> [PROBLEM DETAILS]: Find the number of lines in these records where the word "this" appears. Reply with that number and nothing more.

★ ★ ★ ★

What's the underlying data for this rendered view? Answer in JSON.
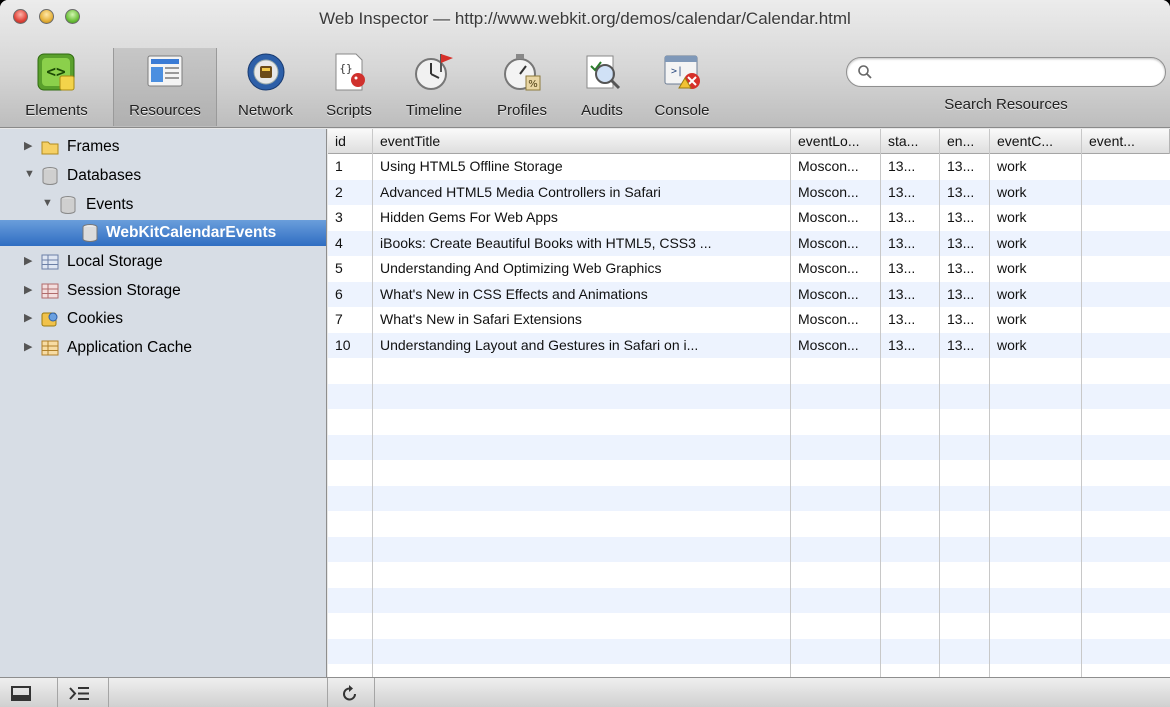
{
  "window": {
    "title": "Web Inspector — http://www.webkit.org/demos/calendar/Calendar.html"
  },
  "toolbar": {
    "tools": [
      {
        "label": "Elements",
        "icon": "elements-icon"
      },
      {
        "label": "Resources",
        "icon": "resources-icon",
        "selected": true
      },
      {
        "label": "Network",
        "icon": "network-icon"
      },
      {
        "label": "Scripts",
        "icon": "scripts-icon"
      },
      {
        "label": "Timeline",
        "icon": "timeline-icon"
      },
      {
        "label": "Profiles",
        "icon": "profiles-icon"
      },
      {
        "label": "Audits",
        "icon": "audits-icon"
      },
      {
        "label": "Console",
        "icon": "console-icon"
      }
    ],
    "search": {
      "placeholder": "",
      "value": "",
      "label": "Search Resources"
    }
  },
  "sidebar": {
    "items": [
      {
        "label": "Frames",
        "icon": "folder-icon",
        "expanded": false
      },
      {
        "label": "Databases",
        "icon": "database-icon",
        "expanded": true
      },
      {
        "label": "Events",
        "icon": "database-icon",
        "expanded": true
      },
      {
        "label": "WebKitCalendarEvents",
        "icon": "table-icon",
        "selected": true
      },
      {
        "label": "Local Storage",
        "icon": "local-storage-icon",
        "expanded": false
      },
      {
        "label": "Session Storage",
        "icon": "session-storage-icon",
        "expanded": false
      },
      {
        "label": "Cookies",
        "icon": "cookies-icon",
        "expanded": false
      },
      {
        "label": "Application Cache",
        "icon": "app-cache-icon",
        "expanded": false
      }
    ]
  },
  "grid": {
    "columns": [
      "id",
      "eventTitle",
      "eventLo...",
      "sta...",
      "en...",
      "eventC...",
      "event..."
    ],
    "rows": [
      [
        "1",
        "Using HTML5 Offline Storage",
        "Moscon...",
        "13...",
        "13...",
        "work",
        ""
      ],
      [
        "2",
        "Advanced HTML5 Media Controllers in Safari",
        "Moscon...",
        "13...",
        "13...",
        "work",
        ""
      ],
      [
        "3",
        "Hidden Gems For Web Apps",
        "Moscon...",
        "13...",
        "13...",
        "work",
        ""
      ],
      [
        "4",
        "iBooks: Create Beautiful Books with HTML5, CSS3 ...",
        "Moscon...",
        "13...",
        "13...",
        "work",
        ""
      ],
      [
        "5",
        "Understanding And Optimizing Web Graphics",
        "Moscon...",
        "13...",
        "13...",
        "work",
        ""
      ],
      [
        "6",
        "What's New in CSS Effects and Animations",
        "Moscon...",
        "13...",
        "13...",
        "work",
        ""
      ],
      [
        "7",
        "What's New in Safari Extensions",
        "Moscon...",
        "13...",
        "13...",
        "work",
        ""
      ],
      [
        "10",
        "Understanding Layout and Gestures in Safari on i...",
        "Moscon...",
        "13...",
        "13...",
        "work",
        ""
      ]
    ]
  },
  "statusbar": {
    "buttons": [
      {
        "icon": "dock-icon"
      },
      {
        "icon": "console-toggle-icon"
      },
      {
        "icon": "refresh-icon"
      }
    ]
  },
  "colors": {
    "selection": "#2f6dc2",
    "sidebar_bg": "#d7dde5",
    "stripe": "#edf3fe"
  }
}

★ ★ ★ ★

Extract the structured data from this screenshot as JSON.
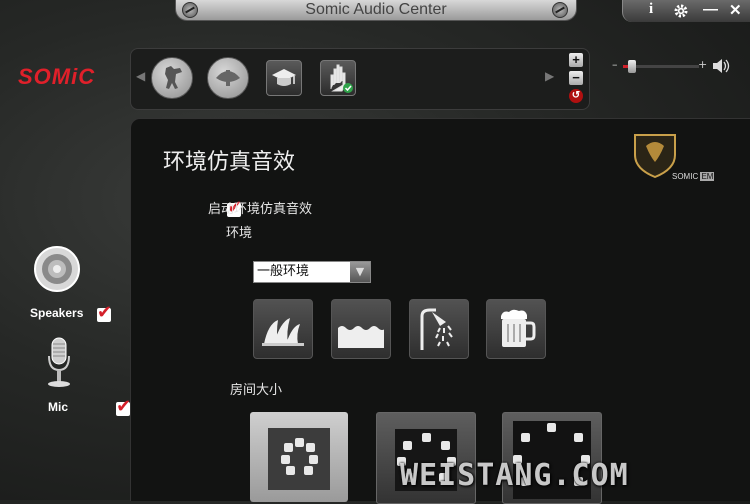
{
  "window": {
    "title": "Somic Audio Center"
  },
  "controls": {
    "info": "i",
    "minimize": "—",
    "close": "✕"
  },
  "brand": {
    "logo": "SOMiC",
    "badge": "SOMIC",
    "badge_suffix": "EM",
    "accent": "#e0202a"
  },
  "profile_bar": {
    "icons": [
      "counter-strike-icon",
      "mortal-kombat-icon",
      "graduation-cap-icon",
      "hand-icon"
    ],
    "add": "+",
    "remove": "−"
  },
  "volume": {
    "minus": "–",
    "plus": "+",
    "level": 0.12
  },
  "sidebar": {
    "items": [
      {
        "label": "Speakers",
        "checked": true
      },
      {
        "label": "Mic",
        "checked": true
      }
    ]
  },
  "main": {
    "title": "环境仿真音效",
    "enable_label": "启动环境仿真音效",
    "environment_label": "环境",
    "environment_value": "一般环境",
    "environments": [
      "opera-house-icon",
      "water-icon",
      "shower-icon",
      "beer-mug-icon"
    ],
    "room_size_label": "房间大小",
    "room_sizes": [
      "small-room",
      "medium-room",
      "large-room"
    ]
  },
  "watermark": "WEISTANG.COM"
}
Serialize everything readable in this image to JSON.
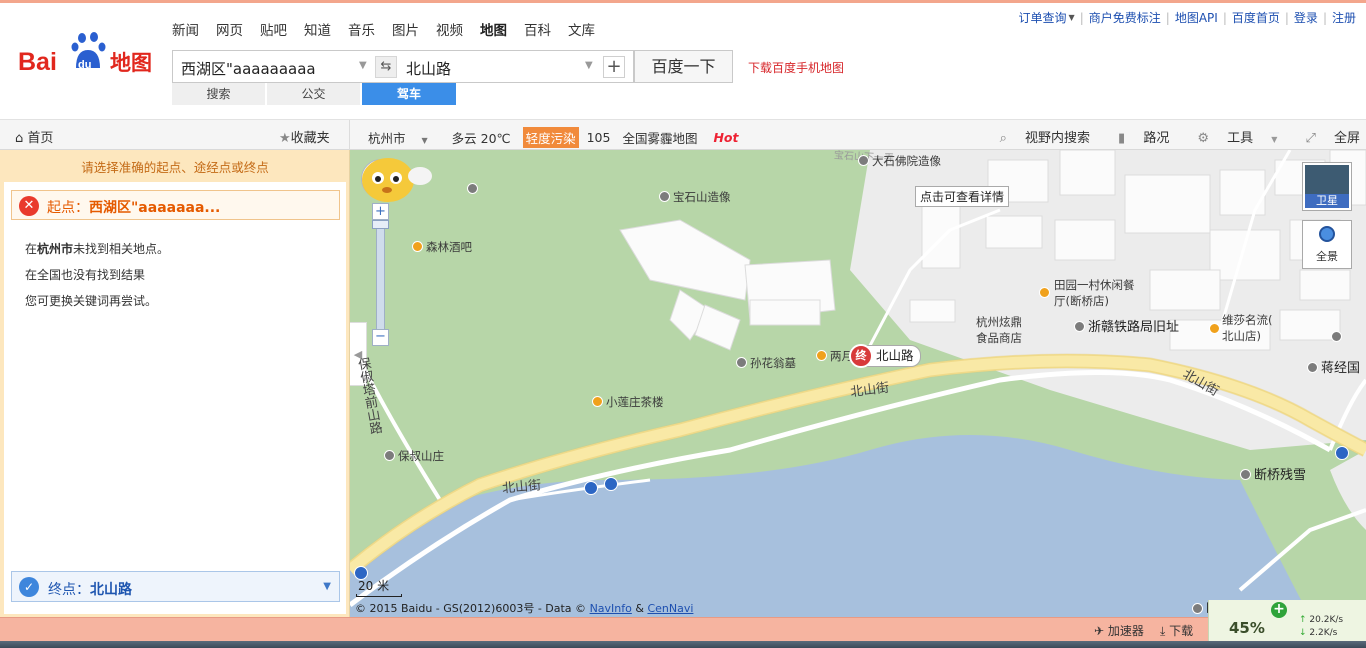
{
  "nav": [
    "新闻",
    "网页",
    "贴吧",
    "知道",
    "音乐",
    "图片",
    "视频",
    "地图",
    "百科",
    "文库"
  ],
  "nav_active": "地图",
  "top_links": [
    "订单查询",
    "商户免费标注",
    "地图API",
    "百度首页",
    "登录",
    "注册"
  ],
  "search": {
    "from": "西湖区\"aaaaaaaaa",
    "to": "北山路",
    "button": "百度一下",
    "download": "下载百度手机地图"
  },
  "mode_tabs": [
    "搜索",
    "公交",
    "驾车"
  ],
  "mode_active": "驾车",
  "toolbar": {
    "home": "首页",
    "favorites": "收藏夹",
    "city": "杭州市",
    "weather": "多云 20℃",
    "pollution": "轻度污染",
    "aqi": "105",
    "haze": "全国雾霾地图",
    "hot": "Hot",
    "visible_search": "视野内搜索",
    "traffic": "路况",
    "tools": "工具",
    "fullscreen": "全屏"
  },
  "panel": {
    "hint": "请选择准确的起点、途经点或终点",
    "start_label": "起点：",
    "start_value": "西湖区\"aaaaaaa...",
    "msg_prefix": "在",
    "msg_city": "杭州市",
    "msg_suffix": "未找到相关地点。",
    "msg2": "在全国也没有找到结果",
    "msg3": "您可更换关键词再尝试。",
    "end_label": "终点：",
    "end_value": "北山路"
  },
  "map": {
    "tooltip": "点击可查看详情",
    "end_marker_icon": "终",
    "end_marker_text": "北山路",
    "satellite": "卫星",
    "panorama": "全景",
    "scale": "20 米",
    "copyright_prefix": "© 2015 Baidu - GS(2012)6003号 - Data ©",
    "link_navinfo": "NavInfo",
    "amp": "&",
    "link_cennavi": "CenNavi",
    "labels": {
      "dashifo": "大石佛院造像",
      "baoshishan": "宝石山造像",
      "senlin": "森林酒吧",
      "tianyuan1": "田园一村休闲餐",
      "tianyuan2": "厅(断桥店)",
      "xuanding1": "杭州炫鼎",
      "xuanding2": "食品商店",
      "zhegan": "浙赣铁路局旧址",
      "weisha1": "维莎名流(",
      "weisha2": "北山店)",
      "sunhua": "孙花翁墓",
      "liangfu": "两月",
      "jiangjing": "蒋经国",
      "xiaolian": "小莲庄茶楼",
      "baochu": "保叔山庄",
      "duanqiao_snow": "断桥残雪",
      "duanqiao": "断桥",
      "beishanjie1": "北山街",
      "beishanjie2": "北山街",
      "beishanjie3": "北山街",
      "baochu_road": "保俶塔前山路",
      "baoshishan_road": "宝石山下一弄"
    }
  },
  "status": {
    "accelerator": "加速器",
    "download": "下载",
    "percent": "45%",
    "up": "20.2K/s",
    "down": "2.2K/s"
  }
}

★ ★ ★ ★

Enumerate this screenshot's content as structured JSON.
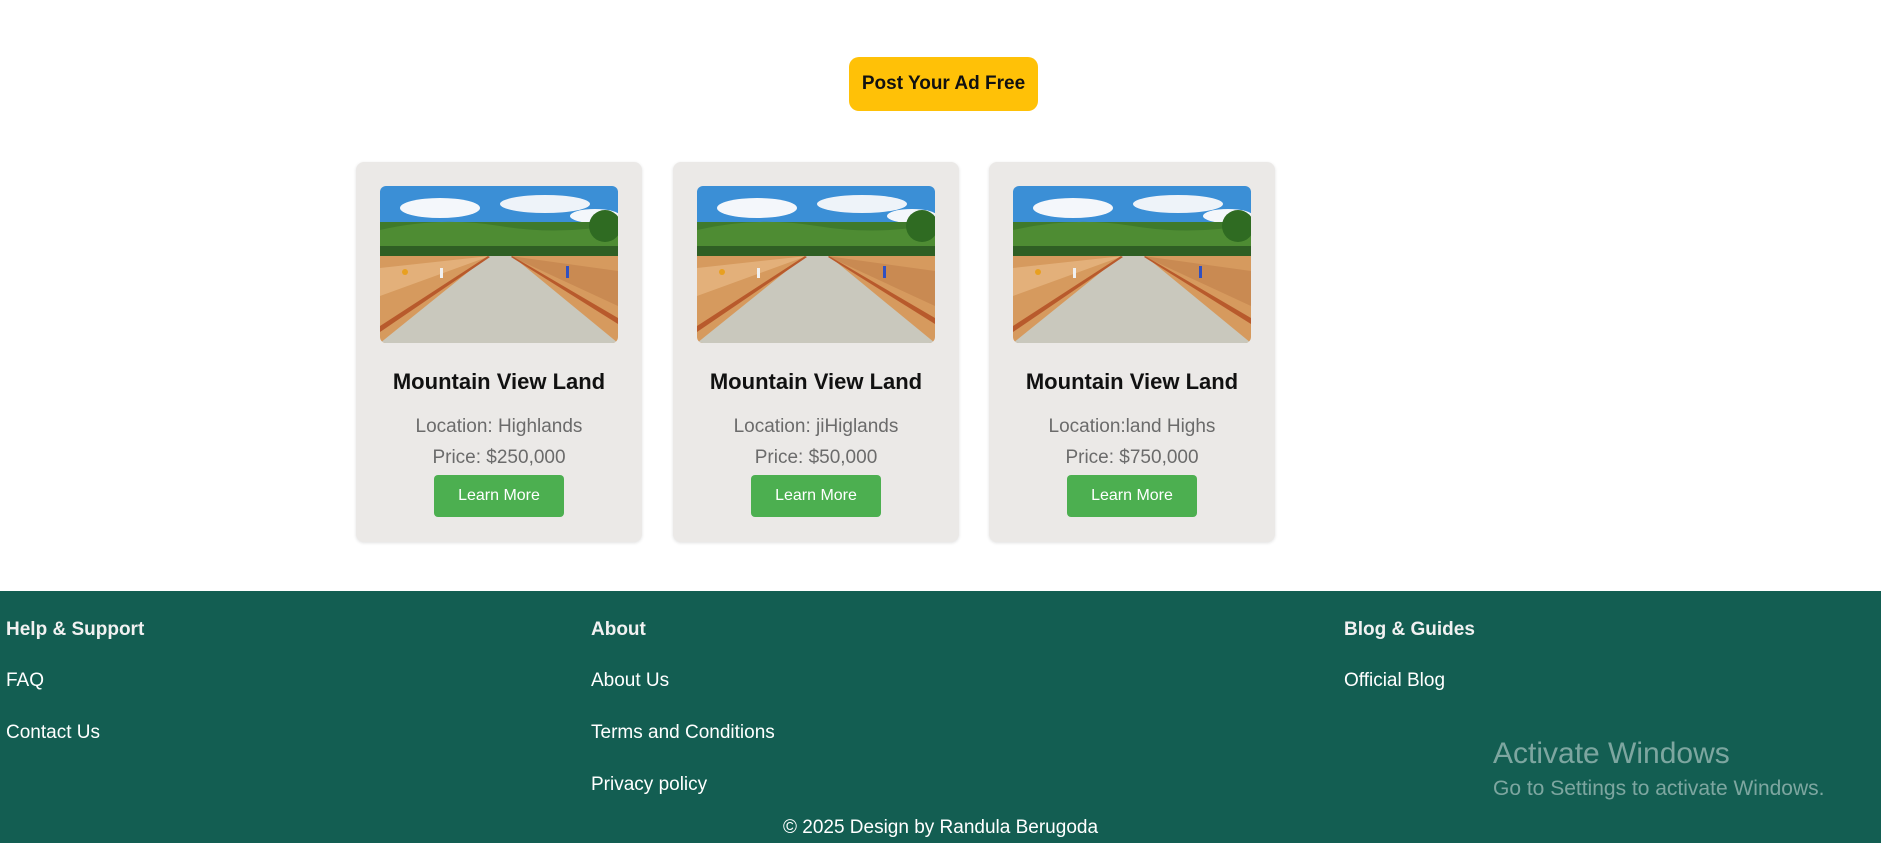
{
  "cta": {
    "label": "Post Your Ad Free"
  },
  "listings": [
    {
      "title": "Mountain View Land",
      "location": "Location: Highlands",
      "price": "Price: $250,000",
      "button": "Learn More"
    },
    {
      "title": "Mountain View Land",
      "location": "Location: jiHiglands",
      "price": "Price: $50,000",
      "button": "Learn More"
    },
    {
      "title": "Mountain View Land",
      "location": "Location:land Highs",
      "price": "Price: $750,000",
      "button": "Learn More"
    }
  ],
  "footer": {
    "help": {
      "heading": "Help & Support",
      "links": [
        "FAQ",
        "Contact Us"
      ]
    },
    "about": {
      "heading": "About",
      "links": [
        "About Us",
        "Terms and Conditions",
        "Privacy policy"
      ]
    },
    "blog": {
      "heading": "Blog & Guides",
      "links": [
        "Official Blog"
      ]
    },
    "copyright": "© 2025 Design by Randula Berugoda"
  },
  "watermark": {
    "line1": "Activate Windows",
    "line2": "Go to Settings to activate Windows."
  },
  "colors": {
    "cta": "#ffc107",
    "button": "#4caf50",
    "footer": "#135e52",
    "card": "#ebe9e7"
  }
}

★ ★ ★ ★

> [EXERCISE SOLUTION]: 4